The house itself had been built around 1905 by the Ladner family. Originally, it was a mercantile store with two rooms attached that served as a home for the proprietors. Through the years, two other owners added on more rooms. Like many houses on the coast, it had a hodgepodge exterior appearance.
To add to the confusion, the front of the house actually faced the grounds instead of the street, while the former general store entrance faced Citizen. Wikoff and the Cheeks realized that a porch running the length of the house could unify the appearance.
“The porch helps tie the whole house together,” says Wikoff. “But we didn’t want it to become a passageway only. Careful placement of the doors makes it work as a real living space.”
“When the porch was added on, Ed had saved any wood that had to be removed from the original house,” says Patricia. “So we were making the table out of this salvaged wood that had lots of coats of paint that had to be sanded off. It was hot as heck and we both had our own vision of what we wanted it to look like. Chris is an experienced woodworker, but it was my first attempt.” She laughs while remembering. “Today, if someone wanted to sell me a handmade table for $1000, I’d want to pay them $1500.”
The old adage about rainy wedding days being good luck held true in the Cheeks’ case. A torrential downpour flooded the yard, yet the ceremony and reception came off beautifully. Ed Madden and his wife Ann (a professional photographer who was shooting the wedding) rescued the altar from the storm and it served its purpose admirably. Today, it’s the island in the Cheeks’ kitchen, a reminder of how their different visions can merge to create the lovely and the lasting.
Chris graduated from Millsaps in Jackson with an undergrad and masters degree in business administration. He has realized his boyhood dream of “caring for elders” by owning two assisted living homes and two nursing homes (Dunbar Village in Bay St. Louis is one of the latter). All four homes are listed on the Eden Alternatives registry, a select group of homes which focus on empowerment and life enrichment while creating a more homelike environment.
The couple also share a common philosophy about old houses.
“There’s a lot of old houses that people want to redo and bring in the greatest and latest, but sometimes upgrading to modern standard takes away from that,” says Chris.
Patricia pointed to a vintage floral wallpaper that covers the ceiling of their kitchen. “Some of my friends want to know how soon we’re going to replace that. When it falls off, I tell them. We both think its part of the story of this house and appreciate it.”
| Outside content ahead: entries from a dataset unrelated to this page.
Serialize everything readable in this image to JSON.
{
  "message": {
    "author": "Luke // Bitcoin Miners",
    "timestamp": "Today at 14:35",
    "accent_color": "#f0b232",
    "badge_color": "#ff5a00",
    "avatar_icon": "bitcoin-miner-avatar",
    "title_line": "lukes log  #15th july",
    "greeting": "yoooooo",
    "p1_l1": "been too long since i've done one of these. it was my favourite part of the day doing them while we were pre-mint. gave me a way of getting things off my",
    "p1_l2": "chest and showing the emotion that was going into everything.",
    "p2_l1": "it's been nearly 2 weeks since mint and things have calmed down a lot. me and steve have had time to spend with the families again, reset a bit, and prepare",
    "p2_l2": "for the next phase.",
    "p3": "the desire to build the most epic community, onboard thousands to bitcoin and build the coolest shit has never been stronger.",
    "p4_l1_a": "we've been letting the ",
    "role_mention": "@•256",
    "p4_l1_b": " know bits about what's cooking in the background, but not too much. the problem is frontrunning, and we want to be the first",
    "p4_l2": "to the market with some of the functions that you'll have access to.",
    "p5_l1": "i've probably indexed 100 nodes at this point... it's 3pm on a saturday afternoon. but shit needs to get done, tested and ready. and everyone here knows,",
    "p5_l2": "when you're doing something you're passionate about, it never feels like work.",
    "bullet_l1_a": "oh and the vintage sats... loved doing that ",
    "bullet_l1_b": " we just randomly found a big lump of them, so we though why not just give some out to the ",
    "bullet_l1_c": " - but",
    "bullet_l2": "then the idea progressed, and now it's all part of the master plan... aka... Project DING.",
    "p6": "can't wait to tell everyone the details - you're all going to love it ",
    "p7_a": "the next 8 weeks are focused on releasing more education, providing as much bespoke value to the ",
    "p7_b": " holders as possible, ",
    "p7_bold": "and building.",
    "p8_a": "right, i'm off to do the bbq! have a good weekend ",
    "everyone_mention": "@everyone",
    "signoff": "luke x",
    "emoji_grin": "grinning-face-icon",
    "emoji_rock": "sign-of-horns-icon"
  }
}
One particular piece that Patricia admired came from the home of a former Maine governor. The shop owner explained it was going to be a hard sell, since the piece was over nine feet tall and most Maine ceilings were eight feet. The next summer, the prediction proved true. The price had been slashed, but the piece remained unsold. She sighed, imagining it in their new home, a thousand miles away.
A few days before Christmas last year, the Cheeks Goldendoodle, Belle, began barking ferociously, alerting the couple that a strange man was in their yard.
“It was early in the morning, yet Chris didn’t seem concerned,” Patricia says. “Finally, I decided to call the police, it was just too strange. Chris started laughing and told me to go out and look in the man’s truck. It turned out he was delivering the governor’s bookcase.
“It was the biggest surprise of my life,” she says.
Patricia, who's currently a personal trainer at the Body Barre in Bay St. Louis, will get plenty of workout time as the couple continues to hack back the undergrowth on their three acres. The object is not to radically change the landscaping, but rather to reveal the original vision by clearing underbrush and vines from around mature trees and shrubs.
Yet one significant transformation hangs near the front gate: a sign that bears the new name of the house. That was a surprise from Chris as well. It reads “Pat Oaks.” And that’s a name that would please any Mississippi writer.